Yes, of course, I didn’t leave home without a very detailed document with addresses, phone numbers, websites, hours, maps, etc. and a rough outline of the places we wanted to visit and the order we planned to do them in, but it was in no way a rigid schedule. I suddenly wanted to go shopping at Top Shop and Cecelia wanted to go exploring in Hyde Park? No problem. Let’s meet at the statue of Prince Albert at seven. The prep work was only there to make life easier and more relaxed. I didn’t have to get anxious about arriving at Le Musée D’Orsay at exactly 15:00 on the 24th because we knew the hours and could just fit it in on another day if we didn’t finish the exhibit.

Our small amount of pre-trip planning worked, we saw a lot, and the trip was unquestionably a success. I got to come home a very proud independent world traveler, antsy after eight hours on an airplane, quite tired, and full of exciting stories to tell my family. There wasn’t any part of me that was upset that something hadn’t happened as I had imagined–because there weren’t any expectations I was trying to fulfill.

Perhaps my recipe for future traveling success is to fantasize less and be more slap-dash and spontaneous. There is a certain magic in just rolling with life rather than trying to force order out something so inherently chaotic. Let’s hope I remember this lesson when I travel again at the end of the month.

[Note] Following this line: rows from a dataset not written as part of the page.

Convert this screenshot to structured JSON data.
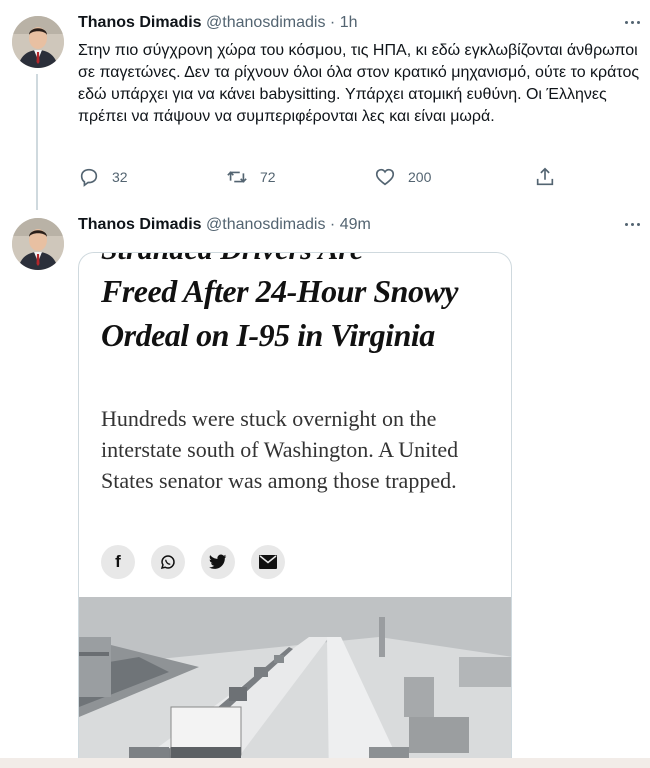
{
  "tweets": [
    {
      "author_name": "Thanos Dimadis",
      "author_handle": "@thanosdimadis",
      "separator": "·",
      "time": "1h",
      "text": "Στην πιο σύγχρονη χώρα του κόσμου, τις ΗΠΑ, κι εδώ εγκλωβίζονται άνθρωποι σε παγετώνες. Δεν τα ρίχνουν όλοι όλα στον κρατικό μηχανισμό, ούτε το κράτος εδώ υπάρχει για να κάνει babysitting. Υπάρχει ατομική ευθύνη. Οι Έλληνες πρέπει να πάψουν να συμπεριφέρονται λες και είναι μωρά.",
      "reply_count": "32",
      "retweet_count": "72",
      "like_count": "200"
    },
    {
      "author_name": "Thanos Dimadis",
      "author_handle": "@thanosdimadis",
      "separator": "·",
      "time": "49m",
      "card": {
        "clipped_heading": "Stranded Drivers Are",
        "headline": "Freed After 24-Hour Snowy Ordeal on I-95 in Virginia",
        "summary": "Hundreds were stuck overnight on the interstate south of Washington. A United States senator was among those trapped.",
        "share_facebook": "f"
      }
    }
  ],
  "icons": {
    "more": "more-icon",
    "reply": "reply-icon",
    "retweet": "retweet-icon",
    "like": "heart-icon",
    "share": "share-icon",
    "facebook": "facebook-icon",
    "whatsapp": "whatsapp-icon",
    "twitter": "twitter-icon",
    "email": "email-icon"
  },
  "colors": {
    "text": "#0f1419",
    "secondary": "#536471",
    "border": "#cfd9de"
  }
}
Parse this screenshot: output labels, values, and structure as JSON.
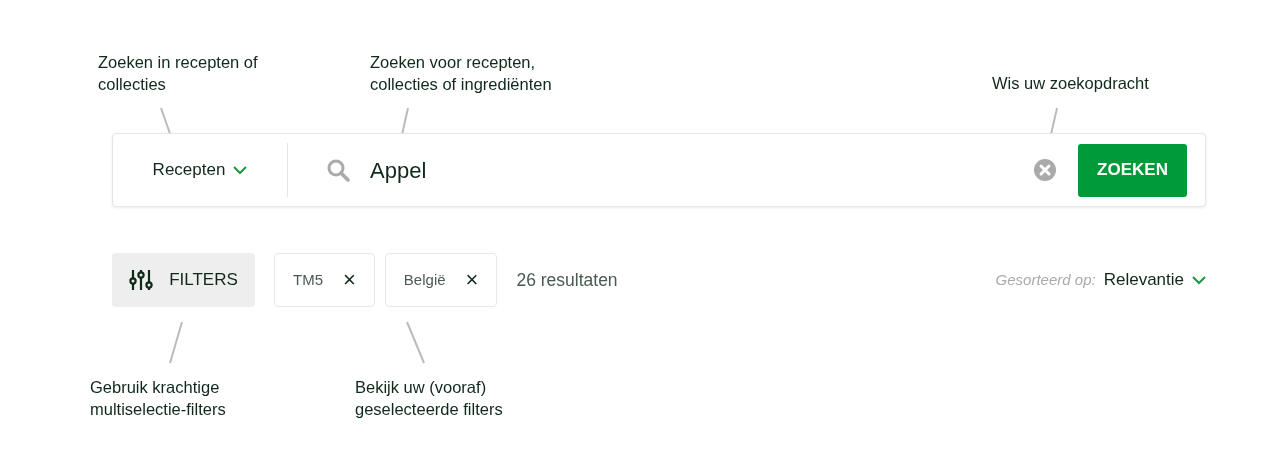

Eleanor Does Europe: An Introduction

At the end of May, my best friend, Cecelia, and I travelled to Europe to celebrate the end of her first year at Yale and my nineteenth birthday. It wasn’t the first time we had travelled to Europe or the first time we had travelled together without adults, but it was the first time we’ve ever travelled alone internationally and that made the excitement of going to Europe even more thrilling.

We had an amazing time, and I’m determined to get our experiences down in writing before the memories start to fade at the edges and become tired, memorized stories to be trotted out whenever traveling or Europe is mentioned at the dinner table or thought about in generalizations while staring into space and avoiding reality.

So here is the trip in words and pictures.

Let’s commence.

I’d start at the beginning–posing for a photograph in front of the airport, suitcases in hand, nervous but excited smiles on our faces–but that would be too dull. The details of the check-in counter and how I stored my carry-ons aren’t of any general interest.

Cecelia is on the left, I’m on the right.

So we’ll go in images and moments, the way memories are stored. A little bit about the way I felt on the escalators at Westminster, trying to be blasé and fit in when I actually had no idea where I was supposed to be going, sleeping on Cecelia’s lap on the Eurostar, exhausted, anxious, and happy, or looking up at Notre Dame and thinking, “Hello again, let’s keep up these regular visits because I love you very much.”

For those of you reading this in the archives, here are the links to the posts written about the trip:

Coming Soon

In Which Ella is Jet-Lagged

And…I’m back from Europe.

Today has been spent trying to stay awake until eight p.m. I have one hour to go, and I don’t know if I’ll make it. It is nice, however, to have regular internet access again, and the chance to get back into daily blogging. I’m looking forward to sharing pictures and stories from the trip. Tomorrow, I tell you, tomorrow I’ll begin.

But for now, I’m make myself take another walk around the block before collapsing into my lovely, lovely, absolutely wonderful bed.

Goodnight.